Utes in Wyoming Newspapers, 1906

By Tom Rea
(Editor’s note: Tom Rea’s article “The Flight of the Utes,” was published this week on WyoHistory.org)

The past may seem dusty, distant, even irrelevant at times, until you hear the voices of people who lived through it. Fortunately, those tones survive in the things people wrote down. Personal letters are full of the tones of people’s voices but so, sometimes, are more formal documents, even government reports—and so are newspapers.

Units of the 10th Cavalry, stationed at Fort Robinson in Nebraska, were the first sent by the Army after the Utes. Shown here, some of the buffalo soldiers in camp on Powder River, with a Ute friend. T.W. Tolman photo, Northwest Museum of Arts and Culture.In the last decade or two, thanks to publicly funded, state-level efforts like the Wyoming Digital Newspapers Collection and private subscription efforts like Newspapers.com, scholars and the public now have huge resources available to them, and can find in a day or two sources that earlier would have taken weeks of time and miles of travel to access in far-flung archives. It makes a big difference in the history that gets written.

A couple of years ago, Greg Nickerson, who has written for WyoHistory.org on a variety of Native American topics, mentioned to me a story I’d never heard of: A band of several hundred Ute Indians with a large horse herd left their reservation in Utah and came across Wyoming in 1906. They hoped to find welcome and a better life on the Crow, Cheyenne or Sioux reservations of Montana and South Dakota. Greg didn’t have time to research the topic further, but he did steer me to an article about it from the Utah Historical Quarterly in 1968. I thought, well, with that plus what we can now find in newspaper databases, maybe we could bring something new to a topic that still was not well known.

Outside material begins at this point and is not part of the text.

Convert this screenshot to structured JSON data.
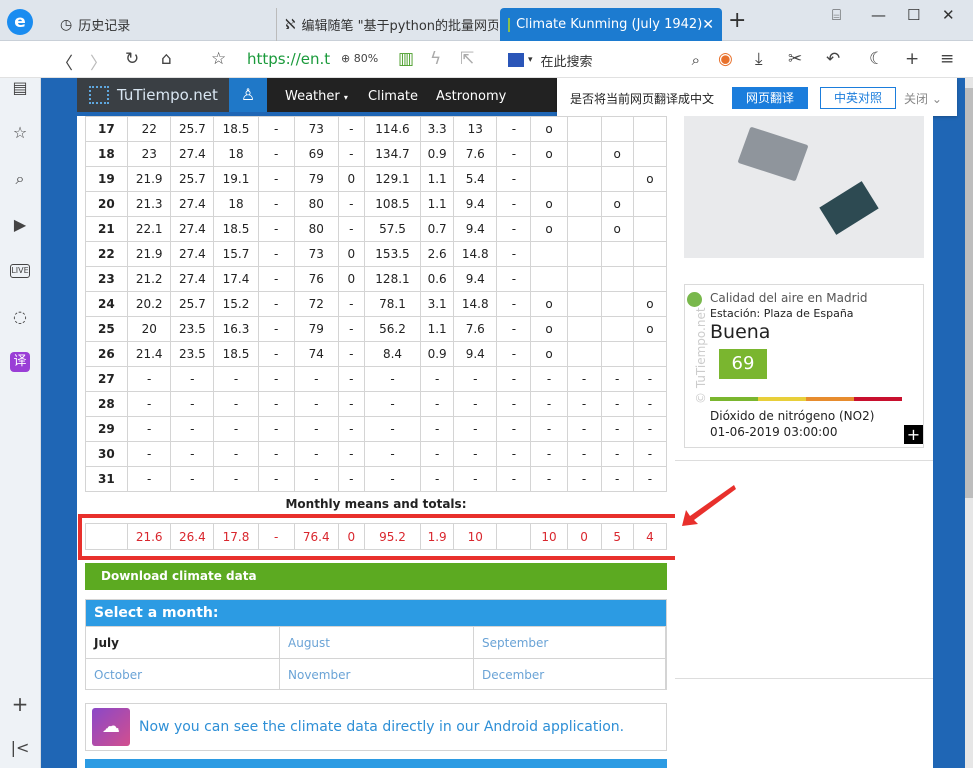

And that turned out to be the case. What started out as a story about desperate people leaving a barren place made worse for them by U.S. government policy—their reservation—became also a story about Wyoming’s attitudes toward those people. Those attitudes are pretty plain in the newspapers.

In the offhandedly racist language of the time, the newspapers called the Utes “redskins,” “savages” and “red devils.” Ute children, men and women were “papooses,” “bucks” and “squaws.” The slightest provocation might set them on the “war path,” and the result would be a “bloodbath.” And the papers published—or who knows? invented—the wildest rumors that came to them: That the Utes were slaughtering sheep and cattle; that they had killed five cowboys when raiding a beef herd; that they were about to link up with the Cheyennes, “bad fighters” who “can muster 500 fighting men;” that they clashed with cavalry in a skirmish that left one trooper and three Utes dead.

None of these reports were true, but all spread a very real alarm across the state. One newspaper we found, the Gillette News, was sympathetic to the Utes in its reports. Twelve others were not. The papers tell us very little about the perspective of the Utes, but they show a great deal about conflicting fears, rage and guilt among the people of Wyoming. It’s an important story, and thanks to these new databases, it can now be much more thoroughly told.